Earlier this month we have heard from our partner, Erdogan Gundogdu from Eksen Research , who enlightened us about qualitative research in Turkey. I am delighted to welcome him back into The Breakout Room to share with us his top tips for researchers working in Turkey. We partner with Eksen Research as part of The Research Alliance when conducting multi-country studies that include Turkey. We enjoy working together to ensure that research runs smoothly in each and every country that we include.
Over to Erdogan!
When you think of Turkey what do you imagine?
I once attended a seminar in which the presenter details the specifications of his multi-country study. While his respondents in Europe and the USA were given numerous religious options with which to identify (from agnostic to zootheist) his respondents in the Middle East were given no options whatsoever. This misperception fogs the minds of many foreigners prior to entering a Middle Eastern country, particularly Turkey.
People think all Turks wear fez and ride camels. In Istanbul, however, you will find as many people wearing a NY Yankees cap, using an iPod and driving a Carrera as you would see in London
Turkey is the only secular Muslim country, perhaps because it is one of the most industrialised nations in the world. So, get prepared for surprises: attire, hospitality, cuisine and Istanbul!

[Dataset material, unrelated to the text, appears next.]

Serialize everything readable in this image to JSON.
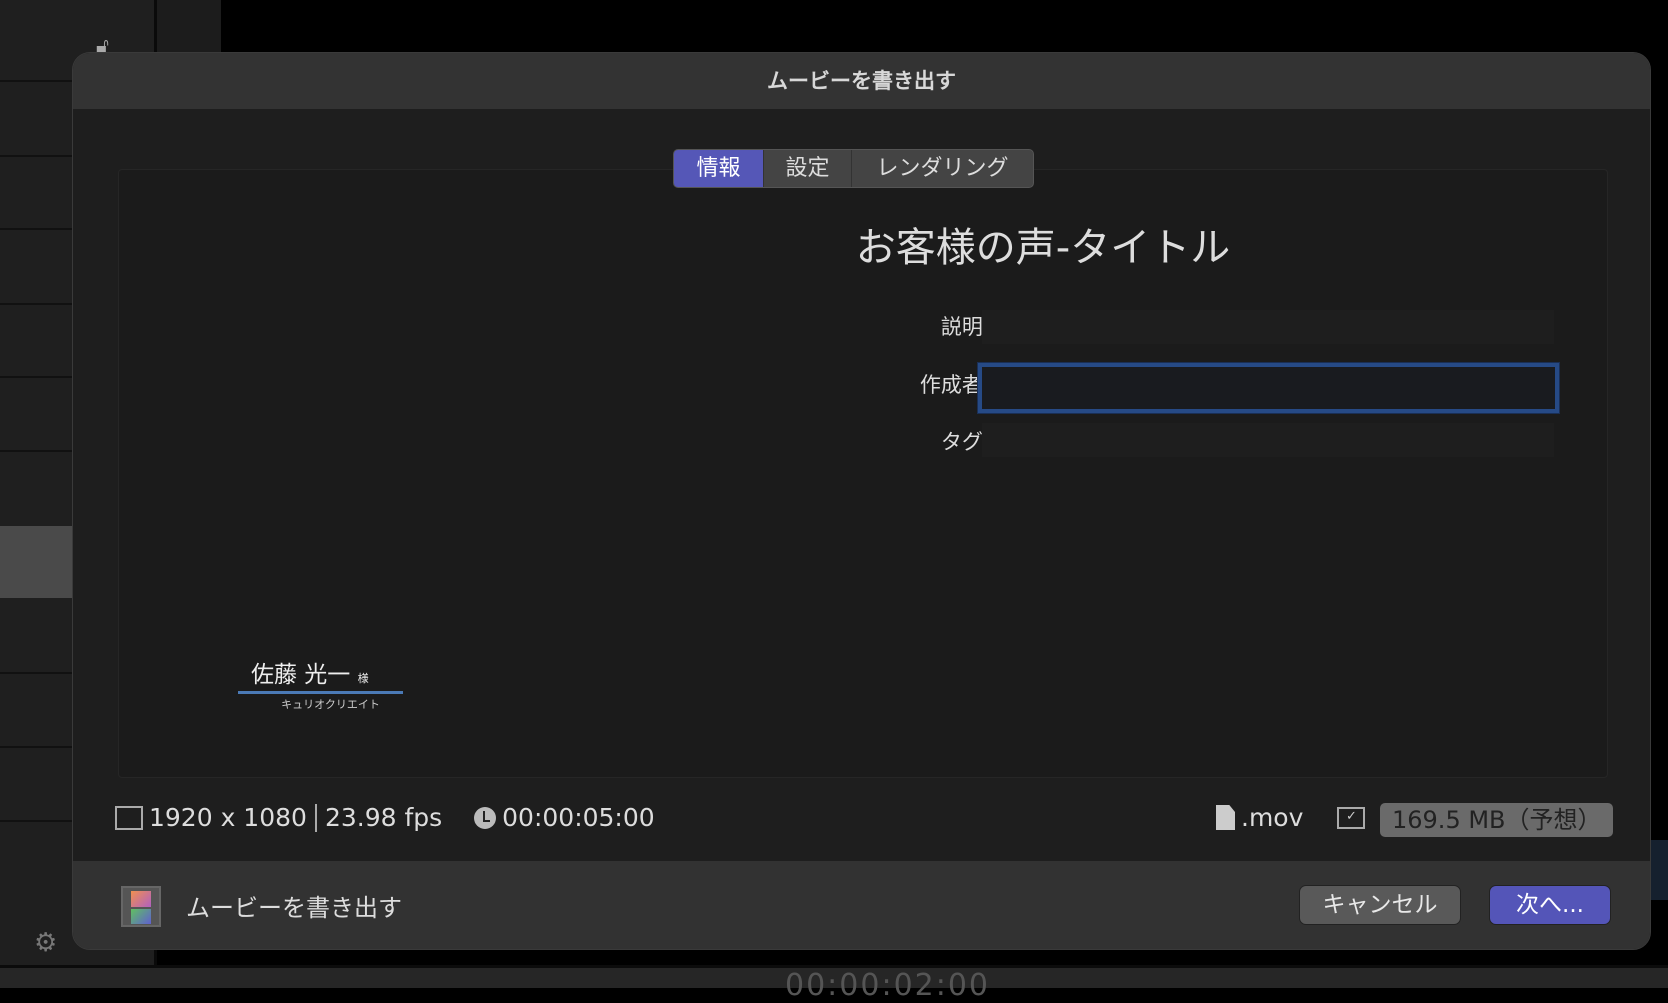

About half of the country’s residents are under 25 years old, which stands for nearly 36 million people. Youth in Turkey is one of the reasons why it rapidly and easily adopts new technologies and products. For instance, there are now more than 66 million mobile phones in use in Turkey; that is 92% of the entire population. Internet penetration rate is around 45%, which is a good indicator of rapid development: internet penetration was below 20% as recently as 2004. Turkey ranks in fourth place in the world in terms of Facebook usage, with 22.5 million members in July 2010.
Turkey is among the fastest-growing markets in the world, with the 17th largest economy. Like the country itself, market research is an emerging sector.
Qualitative research in Turkey
Although fairly new, the Turkish market-research sector produced about $150 million (U.S.) of revenue in 2010, compared to $43 million in 2002. The heart of Turkish market research beats in Istanbul. This is not a coincidence, since Istanbul is the largest city in Turkey, followed by Ankara and Izmir.
We usually suggest and use Istanbul, Ankara and Izmir for our qualitative studies because they represent more than 30% of the Turkish population and create more than 30% of its gross national product. The data and insights we collect in these three cities best represent the country as a whole.
If we need to talk to physicians, for example, it is normal to target only these cities where people are able to access all of the products and services that domestic and international brands offer. Since there are hundreds of hospitals in these three cities, different types of specialities are easily reached without going any farther.
This is not only practical but also logical. While there are nephrologists in Istanbul, there are none in the city of Mardin. Patients in Mardin who need a nephrologist go to the closest big city where a nephrologist practices. Therefore, you have to follow the same logic to find patients or consumers who regularly use nephrology drugs and/or devices.
This raises the point of geographic representation. Do not take the world “representative” geographically. Being representative does not always mean that we have to visit each of the 81 cities in Turkey. If you conduct a study on fast moving consumer goods (FMCGs), you can pick any city on the map. When you carry out a study on healthcare professionals, though, do not attempt to include every region in Turkey, since your product reaches only a dozen cities at most.
You can find perfect facilities for research in Istanbul, and decent ones in Ankara and Izmir, for your focus groups and in-depth interviews. Apart from these three cities, you will need hotels for your research.
Broadband internet connection (ADSL) has recently become common everywhere in Turkey. That is why we are now able to offer web streaming for focus groups and in-depth interviews, and some agencies have started providing such services.
Most important, the general population in Turkey is now more familiar with market research. Until recently, if a cab driver asked, I needed to give examples to explain what I was dealing with. Otherwise, he would keep asking about politics and who would win the next election!
Now, nobody asks what a focus group or an online survey is. This is partly because market research methods are publicized on TV, thanks to opinion polls, and partly because people are constantly contacted by competing agencies.
Happily, I no longer see building gates with signs saying “Forbidden for marketers and interviewers!” Not long ago, I even saw this disturbing signage every time I entered the building where I live.